|Even if Michael Brown could vote, he couldn't stop Ferguson's inevitable slide into just another failed black city (where once, individual white people collectively created a prosperous, thriving community)...|
Their future, because as the last white residents pull up the stakes they've put down in the city and depart for parts unknown, the soon-to-be 100 percent black city of Ferguson will be forgotten by the national press as it descends into East St. Louis, Camden, and Jackson, Mississippi status.
But for the next few days, the mainstream media will crow louder and fly higher than Peter Pan courtesy of the happy thoughts generated by more black people elected to office in Ferguson.

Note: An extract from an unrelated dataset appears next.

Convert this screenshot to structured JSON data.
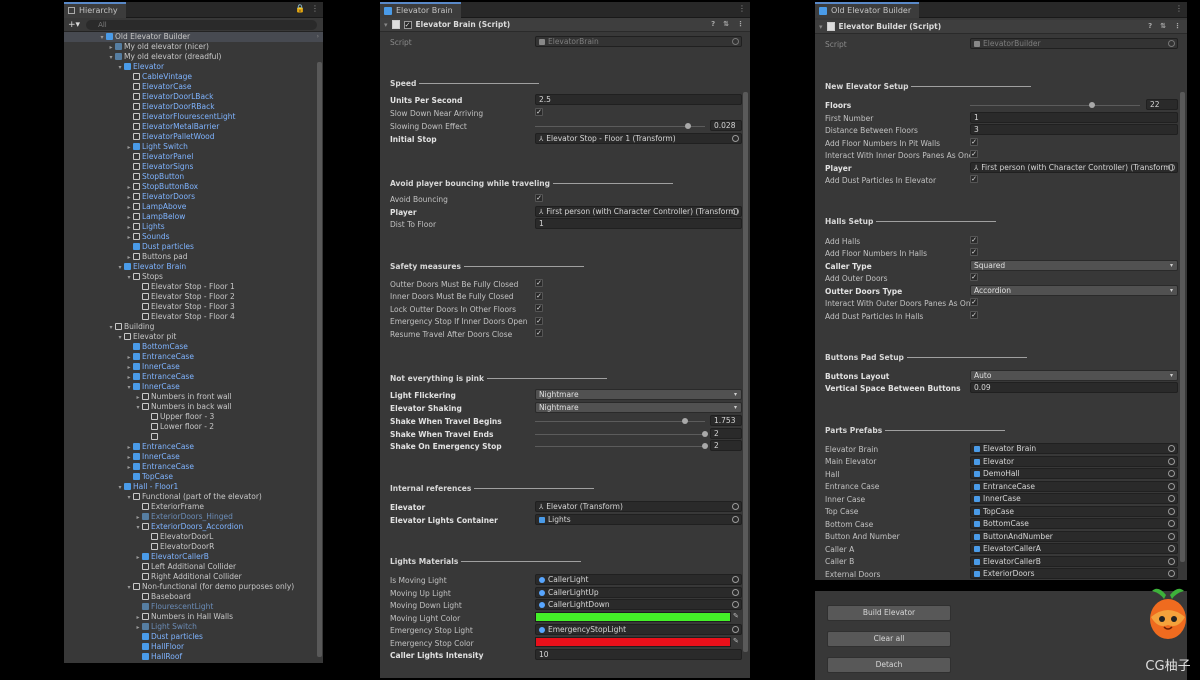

With a vested interested in the situation in progressively blacker and blacker Ferguson, the mainstream media is in dire need of a positive return on investment for the thousands of hours they've devoted to expending energy creating a faux-controversy in the decaying suburb of just more than 21,000 people.
Blacks students from Atlanta spent Spring Break in Ferguson trying to convince black people to register to vote (what percentage of blacks on Section 8 Vouchers in Ferguson are barred from voting due to prior felonies?), while black students from Montgomery spent Spring Break making Panama City unsafe for college students everywhere.
Either way, the black population in Ferguson will continue to make life for the dwindling white population unsafe (be it by lowering property value or eroding whatever social capital remains in the city).
The great lesson though of the push to register more black people in Ferguson to vote is how embarrassingly unreceptive the black people of Ferguson have been to actually registering to vote.
First, let's start with The New York Times. [Getting Ferguson Majority to Show Its Clout at Polls, 8-30-14]:
Down the street from where the body of Michael Brown lay for hours after he was shot three weeks ago, volunteers have appeared beside folding tables under fierce sunshine to sign up new voters. On West Florissant Avenue, the site of sometimes violent nighttime protests for two weeks, voter-registration tents popped up during the day and figures like the Rev. Jesse L. Jackson Sr. lectured about the power of the vote.
N.A.A.C.P. leaders are creating a door-to-door voter registration effort with a jarring reminder as its theme: “Mike Brown Can’t Vote, but I Can.” Senator Claire McCaskill, a Missouri Democrat, is working with others to hold a “candidate school” for people, including young black residents who say they want to serve on a city council or school board but need guidance on what a political campaign requires.Let's get one thing straight: the path Michael Brown was walking before he attempted to procure Officer Darren Wilson's gun was one inevitably leading to his forfeiting the right to vote. Had Brown not charged Wilson, he would have been arrested and lost his ability to vote due to the violent crime he had just engaged in.
Initially, the "Mike Brown Can't Vote, but I Can" voter registration drive seemed to be highly successful, with the media prematurely Tinker Belling all over themselves with the news more than 3,000 people had been registered to vote!
But that news couldn't fly, with the media forced to come back down to earth when it was revealed only 128 people (not the original 3,287 reported and joyously celebrate by the media) had registered in the "Mike Brown Can't Vote, but I can" campaign...
There's no doubt the mainstream media is already sprinkling themselves with the same fairy dust used when Eric Holder unveiled the infamous double-switch (throwing the Department of Justice's Darren Wilson report down the memory and replacing it with the searing, damning, scathing, horrifically drowning in white supremacy "see how racist the entire Ferguson Police Department is" report), anticipating the popping of champagne bottles to pleasurably float down the inebriated river of white people losing any representation in local government.
In the mainstream media's view, the remaining white people in Ferguson deserve what's coming to them, with this election serving as one of the last moments to gloat (the only remaining times are the election of the first black mayor, the appointing of the first black police chief, and the re-opening of a Sonic... wait, that's 80 percent black Selma!); because with the political takeover of Ferguson by democratically elected black people, the city will only sped up the moment in which the last white person departs the city for good.
And then, the media will no longer have any stories to report from the city, save a rekindling of those seven "shockingly racist" (sic) emails found in the public emails of former white city employees, as a reminder of the "racism" blacks had to overcome...
Voters in 70 percent black Ferguson will go to the polls tomorrow to elect blacker and better candidates to represent the city of their future. But we must remember the future of Ferguson is a representation of the type of community individual black people can collectively create.